Work instruction:
I need all of the entries printed exactly.

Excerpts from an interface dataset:

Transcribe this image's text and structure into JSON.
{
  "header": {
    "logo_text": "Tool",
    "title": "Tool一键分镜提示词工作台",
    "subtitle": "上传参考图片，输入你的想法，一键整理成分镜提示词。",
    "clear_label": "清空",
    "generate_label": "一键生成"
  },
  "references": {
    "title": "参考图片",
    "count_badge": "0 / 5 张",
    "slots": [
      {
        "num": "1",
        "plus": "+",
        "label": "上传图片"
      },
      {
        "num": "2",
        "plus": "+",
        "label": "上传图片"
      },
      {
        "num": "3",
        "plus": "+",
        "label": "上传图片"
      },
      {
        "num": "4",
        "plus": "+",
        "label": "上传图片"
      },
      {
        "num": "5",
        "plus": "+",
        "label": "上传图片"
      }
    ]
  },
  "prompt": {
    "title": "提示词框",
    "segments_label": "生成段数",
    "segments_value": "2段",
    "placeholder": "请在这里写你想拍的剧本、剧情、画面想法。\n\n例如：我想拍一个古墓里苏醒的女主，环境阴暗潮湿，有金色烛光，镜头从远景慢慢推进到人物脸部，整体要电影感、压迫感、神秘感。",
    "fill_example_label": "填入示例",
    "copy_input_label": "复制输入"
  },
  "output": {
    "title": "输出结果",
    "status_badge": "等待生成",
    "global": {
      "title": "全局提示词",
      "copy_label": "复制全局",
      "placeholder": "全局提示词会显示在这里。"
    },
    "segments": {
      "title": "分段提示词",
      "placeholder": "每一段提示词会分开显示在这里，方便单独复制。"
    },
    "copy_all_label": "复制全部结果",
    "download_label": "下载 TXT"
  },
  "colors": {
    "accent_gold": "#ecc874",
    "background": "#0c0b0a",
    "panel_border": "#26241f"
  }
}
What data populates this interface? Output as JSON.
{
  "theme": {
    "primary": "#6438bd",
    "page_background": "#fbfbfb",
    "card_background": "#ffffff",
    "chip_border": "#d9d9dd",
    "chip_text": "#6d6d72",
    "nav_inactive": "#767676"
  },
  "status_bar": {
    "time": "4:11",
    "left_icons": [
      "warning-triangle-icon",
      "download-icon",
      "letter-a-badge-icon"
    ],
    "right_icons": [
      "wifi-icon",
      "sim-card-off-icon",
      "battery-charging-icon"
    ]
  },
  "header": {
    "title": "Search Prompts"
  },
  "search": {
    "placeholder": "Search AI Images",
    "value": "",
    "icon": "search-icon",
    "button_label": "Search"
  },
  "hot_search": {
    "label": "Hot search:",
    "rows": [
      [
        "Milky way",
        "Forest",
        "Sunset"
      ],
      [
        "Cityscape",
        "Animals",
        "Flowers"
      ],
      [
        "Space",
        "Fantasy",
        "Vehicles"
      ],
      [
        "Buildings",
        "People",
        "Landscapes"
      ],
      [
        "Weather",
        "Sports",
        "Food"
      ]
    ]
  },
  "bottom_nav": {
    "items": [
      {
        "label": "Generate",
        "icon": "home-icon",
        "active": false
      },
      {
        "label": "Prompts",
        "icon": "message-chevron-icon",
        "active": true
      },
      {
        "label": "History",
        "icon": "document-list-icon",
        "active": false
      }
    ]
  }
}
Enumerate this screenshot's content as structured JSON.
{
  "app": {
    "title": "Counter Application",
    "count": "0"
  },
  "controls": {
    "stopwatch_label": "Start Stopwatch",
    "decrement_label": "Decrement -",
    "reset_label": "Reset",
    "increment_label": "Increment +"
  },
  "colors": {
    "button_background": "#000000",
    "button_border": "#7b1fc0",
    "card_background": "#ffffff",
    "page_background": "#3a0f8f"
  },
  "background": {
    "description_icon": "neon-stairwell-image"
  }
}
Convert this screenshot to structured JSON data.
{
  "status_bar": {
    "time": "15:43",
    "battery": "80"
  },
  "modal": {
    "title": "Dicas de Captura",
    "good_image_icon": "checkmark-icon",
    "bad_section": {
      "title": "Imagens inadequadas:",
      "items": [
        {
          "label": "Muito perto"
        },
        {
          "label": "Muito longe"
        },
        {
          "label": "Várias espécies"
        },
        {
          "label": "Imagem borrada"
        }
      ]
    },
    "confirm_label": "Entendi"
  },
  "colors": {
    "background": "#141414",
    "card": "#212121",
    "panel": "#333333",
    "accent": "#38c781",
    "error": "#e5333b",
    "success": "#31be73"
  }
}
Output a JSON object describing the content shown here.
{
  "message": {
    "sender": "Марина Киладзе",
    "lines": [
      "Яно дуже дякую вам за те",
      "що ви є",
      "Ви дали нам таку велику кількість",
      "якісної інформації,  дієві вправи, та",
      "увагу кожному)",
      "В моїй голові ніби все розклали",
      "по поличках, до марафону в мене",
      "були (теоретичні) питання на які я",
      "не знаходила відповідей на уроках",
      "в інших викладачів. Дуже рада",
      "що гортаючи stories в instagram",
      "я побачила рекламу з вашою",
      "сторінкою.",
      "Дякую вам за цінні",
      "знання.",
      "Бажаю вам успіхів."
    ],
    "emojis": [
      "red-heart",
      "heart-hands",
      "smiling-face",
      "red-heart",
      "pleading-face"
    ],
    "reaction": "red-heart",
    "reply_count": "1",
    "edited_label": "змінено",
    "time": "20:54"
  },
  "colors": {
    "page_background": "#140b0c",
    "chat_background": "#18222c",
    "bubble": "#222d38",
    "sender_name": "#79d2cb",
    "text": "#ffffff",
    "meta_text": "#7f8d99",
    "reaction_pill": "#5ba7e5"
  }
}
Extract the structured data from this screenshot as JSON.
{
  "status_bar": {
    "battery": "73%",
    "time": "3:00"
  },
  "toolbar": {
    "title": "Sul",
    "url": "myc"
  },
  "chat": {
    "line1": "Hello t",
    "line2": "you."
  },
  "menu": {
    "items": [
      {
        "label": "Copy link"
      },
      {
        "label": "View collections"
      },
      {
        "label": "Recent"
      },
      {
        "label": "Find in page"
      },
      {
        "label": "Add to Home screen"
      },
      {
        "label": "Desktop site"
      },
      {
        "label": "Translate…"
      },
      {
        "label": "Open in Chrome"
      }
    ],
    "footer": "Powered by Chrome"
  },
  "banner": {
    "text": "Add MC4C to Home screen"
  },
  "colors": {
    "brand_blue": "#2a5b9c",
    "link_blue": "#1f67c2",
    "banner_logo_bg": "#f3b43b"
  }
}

The answer:
Transcribe this image's text and structure into JSON.
{
  "header": {
    "logo_text": "Tool",
    "title": "Tool一键分镜提示词工作台",
    "subtitle": "上传参考图片，输入你的想法，一键整理成分镜提示词。",
    "clear_label": "清空",
    "generate_label": "一键生成"
  },
  "references": {
    "title": "参考图片",
    "count_badge": "0 / 5 张",
    "slots": [
      {
        "num": "1",
        "plus": "+",
        "label": "上传图片"
      },
      {
        "num": "2",
        "plus": "+",
        "label": "上传图片"
      },
      {
        "num": "3",
        "plus": "+",
        "label": "上传图片"
      },
      {
        "num": "4",
        "plus": "+",
        "label": "上传图片"
      },
      {
        "num": "5",
        "plus": "+",
        "label": "上传图片"
      }
    ]
  },
  "prompt": {
    "title": "提示词框",
    "segments_label": "生成段数",
    "segments_value": "2段",
    "placeholder": "请在这里写你想拍的剧本、剧情、画面想法。\n\n例如：我想拍一个古墓里苏醒的女主，环境阴暗潮湿，有金色烛光，镜头从远景慢慢推进到人物脸部，整体要电影感、压迫感、神秘感。",
    "fill_example_label": "填入示例",
    "copy_input_label": "复制输入"
  },
  "output": {
    "title": "输出结果",
    "status_badge": "等待生成",
    "global": {
      "title": "全局提示词",
      "copy_label": "复制全局",
      "placeholder": "全局提示词会显示在这里。"
    },
    "segments": {
      "title": "分段提示词",
      "placeholder": "每一段提示词会分开显示在这里，方便单独复制。"
    },
    "copy_all_label": "复制全部结果",
    "download_label": "下载 TXT"
  },
  "colors": {
    "accent_gold": "#ecc874",
    "background": "#0c0b0a",
    "panel_border": "#26241f"
  }
}
What data populates this interface? Output as JSON.
{
  "theme": {
    "primary": "#6438bd",
    "page_background": "#fbfbfb",
    "card_background": "#ffffff",
    "chip_border": "#d9d9dd",
    "chip_text": "#6d6d72",
    "nav_inactive": "#767676"
  },
  "status_bar": {
    "time": "4:11",
    "left_icons": [
      "warning-triangle-icon",
      "download-icon",
      "letter-a-badge-icon"
    ],
    "right_icons": [
      "wifi-icon",
      "sim-card-off-icon",
      "battery-charging-icon"
    ]
  },
  "header": {
    "title": "Search Prompts"
  },
  "search": {
    "placeholder": "Search AI Images",
    "value": "",
    "icon": "search-icon",
    "button_label": "Search"
  },
  "hot_search": {
    "label": "Hot search:",
    "rows": [
      [
        "Milky way",
        "Forest",
        "Sunset"
      ],
      [
        "Cityscape",
        "Animals",
        "Flowers"
      ],
      [
        "Space",
        "Fantasy",
        "Vehicles"
      ],
      [
        "Buildings",
        "People",
        "Landscapes"
      ],
      [
        "Weather",
        "Sports",
        "Food"
      ]
    ]
  },
  "bottom_nav": {
    "items": [
      {
        "label": "Generate",
        "icon": "home-icon",
        "active": false
      },
      {
        "label": "Prompts",
        "icon": "message-chevron-icon",
        "active": true
      },
      {
        "label": "History",
        "icon": "document-list-icon",
        "active": false
      }
    ]
  }
}
Enumerate this screenshot's content as structured JSON.
{
  "app": {
    "title": "Counter Application",
    "count": "0"
  },
  "controls": {
    "stopwatch_label": "Start Stopwatch",
    "decrement_label": "Decrement -",
    "reset_label": "Reset",
    "increment_label": "Increment +"
  },
  "colors": {
    "button_background": "#000000",
    "button_border": "#7b1fc0",
    "card_background": "#ffffff",
    "page_background": "#3a0f8f"
  },
  "background": {
    "description_icon": "neon-stairwell-image"
  }
}
Convert this screenshot to structured JSON data.
{
  "status_bar": {
    "time": "15:43",
    "battery": "80"
  },
  "modal": {
    "title": "Dicas de Captura",
    "good_image_icon": "checkmark-icon",
    "bad_section": {
      "title": "Imagens inadequadas:",
      "items": [
        {
          "label": "Muito perto"
        },
        {
          "label": "Muito longe"
        },
        {
          "label": "Várias espécies"
        },
        {
          "label": "Imagem borrada"
        }
      ]
    },
    "confirm_label": "Entendi"
  },
  "colors": {
    "background": "#141414",
    "card": "#212121",
    "panel": "#333333",
    "accent": "#38c781",
    "error": "#e5333b",
    "success": "#31be73"
  }
}
Output a JSON object describing the content shown here.
{
  "message": {
    "sender": "Марина Киладзе",
    "lines": [
      "Яно дуже дякую вам за те",
      "що ви є",
      "Ви дали нам таку велику кількість",
      "якісної інформації,  дієві вправи, та",
      "увагу кожному)",
      "В моїй голові ніби все розклали",
      "по поличках, до марафону в мене",
      "були (теоретичні) питання на які я",
      "не знаходила відповідей на уроках",
      "в інших викладачів. Дуже рада",
      "що гортаючи stories в instagram",
      "я побачила рекламу з вашою",
      "сторінкою.",
      "Дякую вам за цінні",
      "знання.",
      "Бажаю вам успіхів."
    ],
    "emojis": [
      "red-heart",
      "heart-hands",
      "smiling-face",
      "red-heart",
      "pleading-face"
    ],
    "reaction": "red-heart",
    "reply_count": "1",
    "edited_label": "змінено",
    "time": "20:54"
  },
  "colors": {
    "page_background": "#140b0c",
    "chat_background": "#18222c",
    "bubble": "#222d38",
    "sender_name": "#79d2cb",
    "text": "#ffffff",
    "meta_text": "#7f8d99",
    "reaction_pill": "#5ba7e5"
  }
}
Extract the structured data from this screenshot as JSON.
{
  "status_bar": {
    "battery": "73%",
    "time": "3:00"
  },
  "toolbar": {
    "title": "Sul",
    "url": "myc"
  },
  "chat": {
    "line1": "Hello t",
    "line2": "you."
  },
  "menu": {
    "items": [
      {
        "label": "Copy link"
      },
      {
        "label": "View collections"
      },
      {
        "label": "Recent"
      },
      {
        "label": "Find in page"
      },
      {
        "label": "Add to Home screen"
      },
      {
        "label": "Desktop site"
      },
      {
        "label": "Translate…"
      },
      {
        "label": "Open in Chrome"
      }
    ],
    "footer": "Powered by Chrome"
  },
  "banner": {
    "text": "Add MC4C to Home screen"
  },
  "colors": {
    "brand_blue": "#2a5b9c",
    "link_blue": "#1f67c2",
    "banner_logo_bg": "#f3b43b"
  }
}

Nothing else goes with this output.